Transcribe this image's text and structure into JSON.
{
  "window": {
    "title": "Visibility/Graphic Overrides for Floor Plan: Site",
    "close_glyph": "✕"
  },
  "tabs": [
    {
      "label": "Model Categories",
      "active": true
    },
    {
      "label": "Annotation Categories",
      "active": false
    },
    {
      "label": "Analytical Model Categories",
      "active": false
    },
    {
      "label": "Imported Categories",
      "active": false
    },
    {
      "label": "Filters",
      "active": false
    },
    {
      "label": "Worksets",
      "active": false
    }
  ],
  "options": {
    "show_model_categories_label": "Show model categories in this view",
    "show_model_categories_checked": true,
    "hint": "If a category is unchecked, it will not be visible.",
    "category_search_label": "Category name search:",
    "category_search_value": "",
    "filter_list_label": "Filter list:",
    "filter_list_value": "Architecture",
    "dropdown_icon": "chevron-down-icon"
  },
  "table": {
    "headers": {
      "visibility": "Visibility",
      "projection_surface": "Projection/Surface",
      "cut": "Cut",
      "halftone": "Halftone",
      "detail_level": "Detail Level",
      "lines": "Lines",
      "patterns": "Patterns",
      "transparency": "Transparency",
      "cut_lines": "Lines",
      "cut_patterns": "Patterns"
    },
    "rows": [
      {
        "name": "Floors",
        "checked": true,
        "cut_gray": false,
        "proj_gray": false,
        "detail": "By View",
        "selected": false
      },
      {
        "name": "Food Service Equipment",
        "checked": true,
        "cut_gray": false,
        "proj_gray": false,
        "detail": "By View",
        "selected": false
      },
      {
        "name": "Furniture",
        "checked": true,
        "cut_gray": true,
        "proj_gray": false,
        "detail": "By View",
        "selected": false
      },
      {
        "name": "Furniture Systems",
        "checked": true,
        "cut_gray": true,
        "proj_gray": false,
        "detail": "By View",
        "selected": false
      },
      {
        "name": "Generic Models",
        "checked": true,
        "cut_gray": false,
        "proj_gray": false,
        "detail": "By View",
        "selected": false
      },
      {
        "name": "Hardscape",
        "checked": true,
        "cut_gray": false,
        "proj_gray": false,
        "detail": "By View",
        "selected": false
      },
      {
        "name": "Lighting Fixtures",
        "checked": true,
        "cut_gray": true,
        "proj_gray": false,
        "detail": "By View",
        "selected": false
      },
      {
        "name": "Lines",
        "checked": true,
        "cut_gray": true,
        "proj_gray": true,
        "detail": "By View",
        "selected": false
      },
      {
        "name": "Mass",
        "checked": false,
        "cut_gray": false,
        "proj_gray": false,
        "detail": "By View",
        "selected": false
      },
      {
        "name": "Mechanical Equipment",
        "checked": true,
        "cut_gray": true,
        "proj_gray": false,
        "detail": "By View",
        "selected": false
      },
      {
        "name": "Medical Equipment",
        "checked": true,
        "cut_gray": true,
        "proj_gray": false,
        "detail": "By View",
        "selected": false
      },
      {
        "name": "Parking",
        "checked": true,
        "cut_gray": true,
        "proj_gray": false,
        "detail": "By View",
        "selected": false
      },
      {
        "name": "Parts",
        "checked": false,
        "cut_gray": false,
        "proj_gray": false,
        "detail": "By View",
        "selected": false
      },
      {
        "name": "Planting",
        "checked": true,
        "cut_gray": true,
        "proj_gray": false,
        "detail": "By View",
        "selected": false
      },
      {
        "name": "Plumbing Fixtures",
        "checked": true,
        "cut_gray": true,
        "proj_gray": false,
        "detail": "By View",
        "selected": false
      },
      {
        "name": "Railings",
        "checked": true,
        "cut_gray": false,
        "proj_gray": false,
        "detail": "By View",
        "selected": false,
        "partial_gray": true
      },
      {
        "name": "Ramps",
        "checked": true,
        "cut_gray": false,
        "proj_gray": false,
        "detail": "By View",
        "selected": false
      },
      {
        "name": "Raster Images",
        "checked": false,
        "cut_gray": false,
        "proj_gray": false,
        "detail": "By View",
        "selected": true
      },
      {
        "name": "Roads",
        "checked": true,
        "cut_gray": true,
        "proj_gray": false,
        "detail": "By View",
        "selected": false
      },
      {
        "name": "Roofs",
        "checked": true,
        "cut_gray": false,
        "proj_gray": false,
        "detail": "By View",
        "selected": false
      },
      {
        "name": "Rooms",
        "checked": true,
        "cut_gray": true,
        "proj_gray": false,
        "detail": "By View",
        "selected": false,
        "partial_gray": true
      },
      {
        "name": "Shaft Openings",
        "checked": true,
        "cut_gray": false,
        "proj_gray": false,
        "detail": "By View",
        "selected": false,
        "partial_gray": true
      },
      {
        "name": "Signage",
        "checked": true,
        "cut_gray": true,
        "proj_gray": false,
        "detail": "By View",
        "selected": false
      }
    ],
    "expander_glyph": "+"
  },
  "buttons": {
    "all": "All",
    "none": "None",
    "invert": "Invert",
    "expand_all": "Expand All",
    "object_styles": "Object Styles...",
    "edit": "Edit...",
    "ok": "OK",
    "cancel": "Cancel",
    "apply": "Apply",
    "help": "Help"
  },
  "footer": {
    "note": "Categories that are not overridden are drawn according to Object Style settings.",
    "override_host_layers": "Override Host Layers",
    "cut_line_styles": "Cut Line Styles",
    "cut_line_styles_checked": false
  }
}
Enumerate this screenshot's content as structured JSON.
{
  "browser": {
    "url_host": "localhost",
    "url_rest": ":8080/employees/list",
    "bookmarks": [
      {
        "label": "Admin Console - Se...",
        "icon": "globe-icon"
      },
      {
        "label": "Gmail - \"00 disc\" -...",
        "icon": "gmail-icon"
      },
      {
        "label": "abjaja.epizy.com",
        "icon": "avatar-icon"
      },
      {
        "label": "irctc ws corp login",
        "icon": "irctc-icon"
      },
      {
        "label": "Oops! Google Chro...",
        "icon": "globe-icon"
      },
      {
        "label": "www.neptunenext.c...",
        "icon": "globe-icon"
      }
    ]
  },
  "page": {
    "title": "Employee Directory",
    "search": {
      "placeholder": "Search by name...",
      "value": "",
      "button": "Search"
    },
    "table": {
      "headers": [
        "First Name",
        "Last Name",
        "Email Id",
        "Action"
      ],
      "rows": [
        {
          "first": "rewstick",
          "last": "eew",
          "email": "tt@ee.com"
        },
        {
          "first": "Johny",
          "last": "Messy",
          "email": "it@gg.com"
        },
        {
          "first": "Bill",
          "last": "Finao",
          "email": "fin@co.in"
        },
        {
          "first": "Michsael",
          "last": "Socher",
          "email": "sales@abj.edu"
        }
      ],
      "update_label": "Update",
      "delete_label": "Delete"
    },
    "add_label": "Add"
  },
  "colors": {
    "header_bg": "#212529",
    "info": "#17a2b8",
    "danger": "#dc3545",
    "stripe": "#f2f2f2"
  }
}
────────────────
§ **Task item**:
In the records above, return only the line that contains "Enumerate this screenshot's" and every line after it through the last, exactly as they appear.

§ **Written answer**:
Enumerate this screenshot's content as structured JSON.
{
  "browser": {
    "url_host": "localhost",
    "url_rest": ":8080/employees/list",
    "bookmarks": [
      {
        "label": "Admin Console - Se...",
        "icon": "globe-icon"
      },
      {
        "label": "Gmail - \"00 disc\" -...",
        "icon": "gmail-icon"
      },
      {
        "label": "abjaja.epizy.com",
        "icon": "avatar-icon"
      },
      {
        "label": "irctc ws corp login",
        "icon": "irctc-icon"
      },
      {
        "label": "Oops! Google Chro...",
        "icon": "globe-icon"
      },
      {
        "label": "www.neptunenext.c...",
        "icon": "globe-icon"
      }
    ]
  },
  "page": {
    "title": "Employee Directory",
    "search": {
      "placeholder": "Search by name...",
      "value": "",
      "button": "Search"
    },
    "table": {
      "headers": [
        "First Name",
        "Last Name",
        "Email Id",
        "Action"
      ],
      "rows": [
        {
          "first": "rewstick",
          "last": "eew",
          "email": "tt@ee.com"
        },
        {
          "first": "Johny",
          "last": "Messy",
          "email": "it@gg.com"
        },
        {
          "first": "Bill",
          "last": "Finao",
          "email": "fin@co.in"
        },
        {
          "first": "Michsael",
          "last": "Socher",
          "email": "sales@abj.edu"
        }
      ],
      "update_label": "Update",
      "delete_label": "Delete"
    },
    "add_label": "Add"
  },
  "colors": {
    "header_bg": "#212529",
    "info": "#17a2b8",
    "danger": "#dc3545",
    "stripe": "#f2f2f2"
  }
}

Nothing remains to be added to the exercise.